While all these characters have enough to create a fantastic cinematic experience, the plot of Guardians of the Galaxy doesn’t fall far behind in terms of being well structured, interesting, emotional and the right amount of entertaining. Some might argue with this, I don’t mind, for me, having seen it twice in the cinema, there wasn’t much to fault on in terms of the story. Though at the beginning, during the first screening, I did question the scene where Peter saves Gamora in space but considering his genetic background, explained in the end of the movie, even that seems logical. Speaking of scenes, it’s hard to pick just one favorite at this point, therefore I’m going to skip this discussion in this review and maybe dedicate a separate post for that. I do want to point out the fact that one of many favorites was actually Yondu’s scene during the final battle because it finally revealed how amazing his arrow actually is. (And no, that isn’t a sexual reference.)

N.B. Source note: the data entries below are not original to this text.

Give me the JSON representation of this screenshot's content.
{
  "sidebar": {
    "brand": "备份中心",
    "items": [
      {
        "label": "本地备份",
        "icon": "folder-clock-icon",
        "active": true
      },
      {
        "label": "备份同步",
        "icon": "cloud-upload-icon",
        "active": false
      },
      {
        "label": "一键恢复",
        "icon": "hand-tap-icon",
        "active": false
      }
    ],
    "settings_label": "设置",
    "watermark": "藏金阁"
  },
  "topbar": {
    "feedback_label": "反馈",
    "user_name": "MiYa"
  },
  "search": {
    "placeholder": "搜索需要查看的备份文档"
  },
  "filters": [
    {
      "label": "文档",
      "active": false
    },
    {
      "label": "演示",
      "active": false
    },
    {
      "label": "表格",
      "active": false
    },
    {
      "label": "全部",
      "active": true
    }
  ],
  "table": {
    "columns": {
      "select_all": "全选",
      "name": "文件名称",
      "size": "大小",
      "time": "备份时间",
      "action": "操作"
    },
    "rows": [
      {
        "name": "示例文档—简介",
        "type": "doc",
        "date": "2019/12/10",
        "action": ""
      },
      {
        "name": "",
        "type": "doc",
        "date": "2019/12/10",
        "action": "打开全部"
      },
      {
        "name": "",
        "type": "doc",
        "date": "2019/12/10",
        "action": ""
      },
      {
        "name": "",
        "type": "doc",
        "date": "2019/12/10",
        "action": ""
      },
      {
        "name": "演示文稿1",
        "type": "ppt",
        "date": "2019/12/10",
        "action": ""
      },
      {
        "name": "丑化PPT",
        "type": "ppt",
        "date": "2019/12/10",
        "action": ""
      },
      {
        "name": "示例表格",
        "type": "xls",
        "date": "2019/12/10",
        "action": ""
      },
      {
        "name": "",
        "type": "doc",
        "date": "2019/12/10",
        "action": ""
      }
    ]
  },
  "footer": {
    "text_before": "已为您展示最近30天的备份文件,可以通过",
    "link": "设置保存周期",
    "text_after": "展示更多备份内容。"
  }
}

In the beginning I mentioned that I wouldn’t know what to fault in Guardians of the Galaxy but I was not being 100% honest. I do know something that might have needed a little bit more effort and context: the villain, Ronan and his little helper, Nebula (Karen Gillian). Not quite perfect, nor quite boring either, there was something off with these two in terms of characters and I can’t just put my finger on it. But at the end of the day, it doesn’t even matter because the rest of the movie is way more interesting than the dynamic between these two villains. Shame though, Lee Pace is a wonderful actor and it almost seemed like a waste to cover his face with all that paint, but that’s just picking on little details. Eventually though, Ronan did shine a little, but it was mostly because he confronted Peter Quill and his epic dance moves in a wonderful little scene!

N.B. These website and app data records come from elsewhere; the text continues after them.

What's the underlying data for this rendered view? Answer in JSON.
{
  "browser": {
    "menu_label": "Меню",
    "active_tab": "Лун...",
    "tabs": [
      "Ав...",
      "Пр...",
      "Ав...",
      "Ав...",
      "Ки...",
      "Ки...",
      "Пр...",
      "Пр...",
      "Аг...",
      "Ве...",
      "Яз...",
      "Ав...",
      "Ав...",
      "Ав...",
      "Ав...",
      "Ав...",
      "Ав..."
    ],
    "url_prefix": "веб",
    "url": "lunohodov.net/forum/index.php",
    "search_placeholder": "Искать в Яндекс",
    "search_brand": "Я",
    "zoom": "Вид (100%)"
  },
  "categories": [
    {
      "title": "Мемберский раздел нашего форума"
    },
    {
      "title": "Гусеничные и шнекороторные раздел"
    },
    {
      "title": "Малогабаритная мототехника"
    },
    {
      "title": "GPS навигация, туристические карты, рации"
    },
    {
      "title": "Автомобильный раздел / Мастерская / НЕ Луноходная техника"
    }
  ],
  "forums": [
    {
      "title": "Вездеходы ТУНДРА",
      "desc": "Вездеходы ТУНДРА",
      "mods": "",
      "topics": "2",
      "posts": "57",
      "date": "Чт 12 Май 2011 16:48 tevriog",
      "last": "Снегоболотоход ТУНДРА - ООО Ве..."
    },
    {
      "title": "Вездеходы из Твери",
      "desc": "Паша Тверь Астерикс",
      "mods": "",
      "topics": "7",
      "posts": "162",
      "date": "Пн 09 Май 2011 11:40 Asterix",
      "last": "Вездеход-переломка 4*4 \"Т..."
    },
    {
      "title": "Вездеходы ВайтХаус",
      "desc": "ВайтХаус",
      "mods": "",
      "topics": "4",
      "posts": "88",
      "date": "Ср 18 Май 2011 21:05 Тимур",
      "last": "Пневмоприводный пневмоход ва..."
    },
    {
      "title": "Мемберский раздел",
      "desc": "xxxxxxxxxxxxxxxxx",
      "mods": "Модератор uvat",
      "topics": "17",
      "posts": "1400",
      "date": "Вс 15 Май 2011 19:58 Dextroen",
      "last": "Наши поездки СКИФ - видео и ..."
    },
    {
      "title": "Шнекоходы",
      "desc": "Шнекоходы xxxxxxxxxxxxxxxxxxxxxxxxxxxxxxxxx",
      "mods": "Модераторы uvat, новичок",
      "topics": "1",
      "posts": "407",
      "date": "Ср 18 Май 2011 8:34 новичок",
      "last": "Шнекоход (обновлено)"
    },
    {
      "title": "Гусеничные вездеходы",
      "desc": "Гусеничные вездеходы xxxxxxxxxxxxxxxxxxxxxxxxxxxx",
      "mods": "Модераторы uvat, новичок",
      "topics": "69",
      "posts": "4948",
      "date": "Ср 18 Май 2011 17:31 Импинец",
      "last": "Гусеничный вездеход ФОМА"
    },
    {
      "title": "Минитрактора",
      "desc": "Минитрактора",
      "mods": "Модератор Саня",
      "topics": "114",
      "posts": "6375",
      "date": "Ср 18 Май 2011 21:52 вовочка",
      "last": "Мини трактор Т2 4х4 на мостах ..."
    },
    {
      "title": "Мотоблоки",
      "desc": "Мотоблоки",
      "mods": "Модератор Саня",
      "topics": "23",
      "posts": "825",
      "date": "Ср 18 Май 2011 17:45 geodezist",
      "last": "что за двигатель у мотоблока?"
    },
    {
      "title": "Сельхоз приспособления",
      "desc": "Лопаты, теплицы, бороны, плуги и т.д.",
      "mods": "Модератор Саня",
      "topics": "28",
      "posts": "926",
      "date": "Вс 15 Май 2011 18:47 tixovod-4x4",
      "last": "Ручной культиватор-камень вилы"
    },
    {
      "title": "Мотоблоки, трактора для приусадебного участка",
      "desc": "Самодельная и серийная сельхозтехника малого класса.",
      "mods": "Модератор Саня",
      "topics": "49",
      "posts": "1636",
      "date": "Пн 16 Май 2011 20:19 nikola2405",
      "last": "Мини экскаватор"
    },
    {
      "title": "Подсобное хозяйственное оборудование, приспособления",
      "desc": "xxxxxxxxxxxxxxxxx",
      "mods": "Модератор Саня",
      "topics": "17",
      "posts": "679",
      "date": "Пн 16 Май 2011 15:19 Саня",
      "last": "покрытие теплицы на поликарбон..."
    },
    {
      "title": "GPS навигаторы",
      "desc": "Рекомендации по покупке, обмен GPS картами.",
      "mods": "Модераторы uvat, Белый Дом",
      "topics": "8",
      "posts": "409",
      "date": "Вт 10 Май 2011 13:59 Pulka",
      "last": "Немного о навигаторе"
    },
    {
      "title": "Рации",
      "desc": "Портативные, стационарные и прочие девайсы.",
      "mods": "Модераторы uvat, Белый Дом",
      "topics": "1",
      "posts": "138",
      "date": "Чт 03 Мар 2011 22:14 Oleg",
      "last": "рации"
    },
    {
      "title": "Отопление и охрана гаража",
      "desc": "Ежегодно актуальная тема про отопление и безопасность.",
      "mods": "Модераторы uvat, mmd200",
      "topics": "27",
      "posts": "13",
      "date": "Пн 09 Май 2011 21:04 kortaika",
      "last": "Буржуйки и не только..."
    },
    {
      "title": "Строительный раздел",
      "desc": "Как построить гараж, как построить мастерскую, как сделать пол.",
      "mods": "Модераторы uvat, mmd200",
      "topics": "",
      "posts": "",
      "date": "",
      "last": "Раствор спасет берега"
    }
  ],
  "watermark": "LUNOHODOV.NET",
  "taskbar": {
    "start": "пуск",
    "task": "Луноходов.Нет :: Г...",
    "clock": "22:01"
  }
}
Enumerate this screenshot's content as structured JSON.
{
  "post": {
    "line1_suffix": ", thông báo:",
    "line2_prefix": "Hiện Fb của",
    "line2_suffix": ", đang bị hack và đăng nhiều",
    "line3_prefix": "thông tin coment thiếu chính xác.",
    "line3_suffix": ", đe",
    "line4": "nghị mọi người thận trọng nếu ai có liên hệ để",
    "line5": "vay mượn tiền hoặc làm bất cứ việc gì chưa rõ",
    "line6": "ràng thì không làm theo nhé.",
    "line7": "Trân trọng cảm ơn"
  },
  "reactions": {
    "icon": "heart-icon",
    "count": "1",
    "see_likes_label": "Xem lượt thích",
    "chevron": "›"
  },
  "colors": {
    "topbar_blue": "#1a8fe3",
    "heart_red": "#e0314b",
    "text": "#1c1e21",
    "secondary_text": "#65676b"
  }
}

Truthfully, Guardians of the Galaxy has many amazing scenes and moments, there’s one around every corner and with an actor like Chris Pratt taking the lead, you’d be crazy not to like this movie. I’ve heard about couple of these crazy people and it’s hard to understand their point of view because I can’t seem to get my head around the fact how somebody could dislike Guardians of the Galaxy. It’s fun, it’s funny, it has adventure, it has great characters and good characters, it has an amazing soundtrack, it isn’t too light but it isn’t too dark either – fine, somebody doesn’t love it but surely they have to at least like it. Finally, with the summer almost over, and having seen pretty much all the blockbusters this year (benefits of living near a cinema for once in my life), I’m making a final statement: Guardians of the Galaxy was THE movie of summer 2014!